Data to use:
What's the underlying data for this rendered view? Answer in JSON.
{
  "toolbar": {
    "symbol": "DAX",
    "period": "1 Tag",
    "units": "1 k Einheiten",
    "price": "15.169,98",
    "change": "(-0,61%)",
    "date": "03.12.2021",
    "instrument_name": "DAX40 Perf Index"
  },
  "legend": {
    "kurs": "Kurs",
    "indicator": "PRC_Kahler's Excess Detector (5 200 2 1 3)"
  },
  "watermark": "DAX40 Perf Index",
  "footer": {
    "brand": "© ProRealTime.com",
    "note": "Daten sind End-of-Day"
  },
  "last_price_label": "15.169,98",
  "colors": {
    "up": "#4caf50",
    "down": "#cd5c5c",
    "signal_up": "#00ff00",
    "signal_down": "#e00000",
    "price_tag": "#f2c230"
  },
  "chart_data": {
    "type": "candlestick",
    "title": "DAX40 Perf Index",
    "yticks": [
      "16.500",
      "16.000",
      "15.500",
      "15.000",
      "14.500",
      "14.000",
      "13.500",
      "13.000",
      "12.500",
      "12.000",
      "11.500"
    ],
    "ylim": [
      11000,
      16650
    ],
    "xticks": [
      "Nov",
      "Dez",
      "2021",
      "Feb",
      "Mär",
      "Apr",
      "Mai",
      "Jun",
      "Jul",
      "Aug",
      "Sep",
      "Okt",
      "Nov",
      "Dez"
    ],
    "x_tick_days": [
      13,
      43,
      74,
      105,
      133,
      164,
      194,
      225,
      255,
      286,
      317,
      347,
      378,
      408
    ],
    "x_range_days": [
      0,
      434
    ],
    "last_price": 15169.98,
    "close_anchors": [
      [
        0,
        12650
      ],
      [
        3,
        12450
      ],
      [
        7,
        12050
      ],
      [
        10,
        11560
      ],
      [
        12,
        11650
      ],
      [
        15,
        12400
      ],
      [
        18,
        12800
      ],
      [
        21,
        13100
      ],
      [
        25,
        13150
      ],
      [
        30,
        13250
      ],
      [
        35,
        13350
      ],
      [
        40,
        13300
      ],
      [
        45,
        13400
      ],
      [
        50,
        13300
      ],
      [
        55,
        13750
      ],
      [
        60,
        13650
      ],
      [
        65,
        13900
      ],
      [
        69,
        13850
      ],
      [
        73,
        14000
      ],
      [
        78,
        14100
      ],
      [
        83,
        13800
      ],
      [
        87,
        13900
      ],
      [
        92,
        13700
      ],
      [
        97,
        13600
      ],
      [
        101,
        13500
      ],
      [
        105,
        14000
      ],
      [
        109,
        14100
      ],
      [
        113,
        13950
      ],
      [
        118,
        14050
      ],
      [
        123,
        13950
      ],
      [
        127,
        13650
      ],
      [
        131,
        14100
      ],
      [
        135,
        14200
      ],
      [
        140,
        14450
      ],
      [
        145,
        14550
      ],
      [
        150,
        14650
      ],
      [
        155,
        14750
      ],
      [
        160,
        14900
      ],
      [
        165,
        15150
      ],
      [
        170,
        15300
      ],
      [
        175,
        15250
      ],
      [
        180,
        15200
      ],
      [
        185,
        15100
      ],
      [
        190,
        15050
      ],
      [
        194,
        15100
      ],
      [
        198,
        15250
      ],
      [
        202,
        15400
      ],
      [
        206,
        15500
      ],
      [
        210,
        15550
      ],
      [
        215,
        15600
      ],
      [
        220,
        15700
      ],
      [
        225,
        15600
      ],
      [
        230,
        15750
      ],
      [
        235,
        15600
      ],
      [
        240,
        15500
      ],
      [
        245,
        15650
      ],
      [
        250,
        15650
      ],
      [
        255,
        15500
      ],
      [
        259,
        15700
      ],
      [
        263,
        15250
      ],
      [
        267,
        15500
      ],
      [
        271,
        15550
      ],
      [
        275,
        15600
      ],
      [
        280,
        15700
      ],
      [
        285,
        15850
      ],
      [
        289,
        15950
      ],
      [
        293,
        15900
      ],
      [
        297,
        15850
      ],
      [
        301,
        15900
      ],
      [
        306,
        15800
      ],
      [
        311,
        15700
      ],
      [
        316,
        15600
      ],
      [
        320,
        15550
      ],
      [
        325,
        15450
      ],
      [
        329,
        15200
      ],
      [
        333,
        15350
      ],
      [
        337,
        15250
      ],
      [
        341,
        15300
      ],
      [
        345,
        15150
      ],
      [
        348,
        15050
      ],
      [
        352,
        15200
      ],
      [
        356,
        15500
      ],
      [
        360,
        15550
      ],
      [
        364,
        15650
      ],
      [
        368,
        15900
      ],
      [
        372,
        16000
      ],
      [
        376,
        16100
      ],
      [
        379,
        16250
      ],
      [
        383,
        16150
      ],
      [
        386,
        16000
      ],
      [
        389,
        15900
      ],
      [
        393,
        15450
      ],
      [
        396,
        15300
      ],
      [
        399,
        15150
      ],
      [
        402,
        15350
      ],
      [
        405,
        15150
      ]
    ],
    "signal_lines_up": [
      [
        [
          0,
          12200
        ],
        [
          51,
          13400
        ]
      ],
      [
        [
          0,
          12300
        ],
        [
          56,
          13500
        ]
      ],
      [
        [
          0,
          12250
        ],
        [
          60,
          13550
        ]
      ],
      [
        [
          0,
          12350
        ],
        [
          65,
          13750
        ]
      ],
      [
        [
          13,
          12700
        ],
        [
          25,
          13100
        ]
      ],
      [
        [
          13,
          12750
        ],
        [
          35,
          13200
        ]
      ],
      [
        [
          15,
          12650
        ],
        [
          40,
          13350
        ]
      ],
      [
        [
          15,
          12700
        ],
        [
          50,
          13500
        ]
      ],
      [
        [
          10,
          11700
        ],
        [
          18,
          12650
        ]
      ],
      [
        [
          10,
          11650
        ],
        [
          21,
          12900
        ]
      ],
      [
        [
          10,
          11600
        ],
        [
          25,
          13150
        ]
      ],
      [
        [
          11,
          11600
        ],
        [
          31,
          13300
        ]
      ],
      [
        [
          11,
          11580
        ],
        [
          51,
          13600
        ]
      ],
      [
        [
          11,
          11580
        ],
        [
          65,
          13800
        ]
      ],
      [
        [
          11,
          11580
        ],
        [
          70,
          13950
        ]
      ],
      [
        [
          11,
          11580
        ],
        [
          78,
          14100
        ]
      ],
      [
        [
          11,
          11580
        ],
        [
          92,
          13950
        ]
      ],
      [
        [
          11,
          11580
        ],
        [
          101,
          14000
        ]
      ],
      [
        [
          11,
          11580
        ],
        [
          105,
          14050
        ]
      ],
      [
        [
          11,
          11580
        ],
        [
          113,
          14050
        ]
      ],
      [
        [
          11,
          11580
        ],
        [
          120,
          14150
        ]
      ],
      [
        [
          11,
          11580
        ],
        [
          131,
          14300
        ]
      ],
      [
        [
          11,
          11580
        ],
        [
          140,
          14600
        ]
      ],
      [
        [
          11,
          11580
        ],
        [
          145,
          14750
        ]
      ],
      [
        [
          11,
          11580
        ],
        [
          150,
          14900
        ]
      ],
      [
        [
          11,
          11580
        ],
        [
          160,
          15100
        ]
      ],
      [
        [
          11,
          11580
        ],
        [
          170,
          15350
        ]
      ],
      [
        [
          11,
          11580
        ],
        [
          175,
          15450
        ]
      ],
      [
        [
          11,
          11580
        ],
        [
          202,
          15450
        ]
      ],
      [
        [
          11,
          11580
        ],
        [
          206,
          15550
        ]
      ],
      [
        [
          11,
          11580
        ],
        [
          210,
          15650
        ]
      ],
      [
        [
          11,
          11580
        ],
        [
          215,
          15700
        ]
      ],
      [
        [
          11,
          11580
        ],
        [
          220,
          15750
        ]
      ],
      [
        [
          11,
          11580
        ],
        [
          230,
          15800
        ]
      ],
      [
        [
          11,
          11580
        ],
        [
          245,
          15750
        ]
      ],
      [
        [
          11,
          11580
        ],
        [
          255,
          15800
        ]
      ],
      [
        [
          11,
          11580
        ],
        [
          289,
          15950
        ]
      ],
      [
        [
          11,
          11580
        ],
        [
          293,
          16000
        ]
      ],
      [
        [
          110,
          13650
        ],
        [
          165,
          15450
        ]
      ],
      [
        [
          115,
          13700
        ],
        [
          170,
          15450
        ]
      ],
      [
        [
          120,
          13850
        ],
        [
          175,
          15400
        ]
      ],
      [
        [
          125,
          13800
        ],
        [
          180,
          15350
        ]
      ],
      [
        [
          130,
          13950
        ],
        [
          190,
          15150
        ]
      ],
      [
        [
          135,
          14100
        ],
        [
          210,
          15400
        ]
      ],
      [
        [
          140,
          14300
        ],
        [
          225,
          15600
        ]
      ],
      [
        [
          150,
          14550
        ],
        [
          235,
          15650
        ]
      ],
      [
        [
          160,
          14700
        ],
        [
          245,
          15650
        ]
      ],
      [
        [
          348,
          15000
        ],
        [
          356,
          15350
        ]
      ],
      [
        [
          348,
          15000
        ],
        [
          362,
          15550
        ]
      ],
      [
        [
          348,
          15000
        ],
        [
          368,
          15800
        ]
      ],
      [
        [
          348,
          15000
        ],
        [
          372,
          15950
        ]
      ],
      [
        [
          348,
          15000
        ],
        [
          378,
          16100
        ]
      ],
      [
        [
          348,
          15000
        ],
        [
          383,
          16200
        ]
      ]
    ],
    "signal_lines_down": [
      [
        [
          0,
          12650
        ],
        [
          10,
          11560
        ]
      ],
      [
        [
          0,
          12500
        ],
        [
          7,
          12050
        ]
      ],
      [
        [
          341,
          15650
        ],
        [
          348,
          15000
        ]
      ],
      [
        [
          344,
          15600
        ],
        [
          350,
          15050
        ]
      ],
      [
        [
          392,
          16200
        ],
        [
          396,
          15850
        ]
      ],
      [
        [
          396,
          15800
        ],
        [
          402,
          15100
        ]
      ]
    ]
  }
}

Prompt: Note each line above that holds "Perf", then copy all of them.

Response to this exercise:
    "instrument_name": "DAX40 Perf Index"
  "watermark": "DAX40 Perf Index",
    "title": "DAX40 Perf Index",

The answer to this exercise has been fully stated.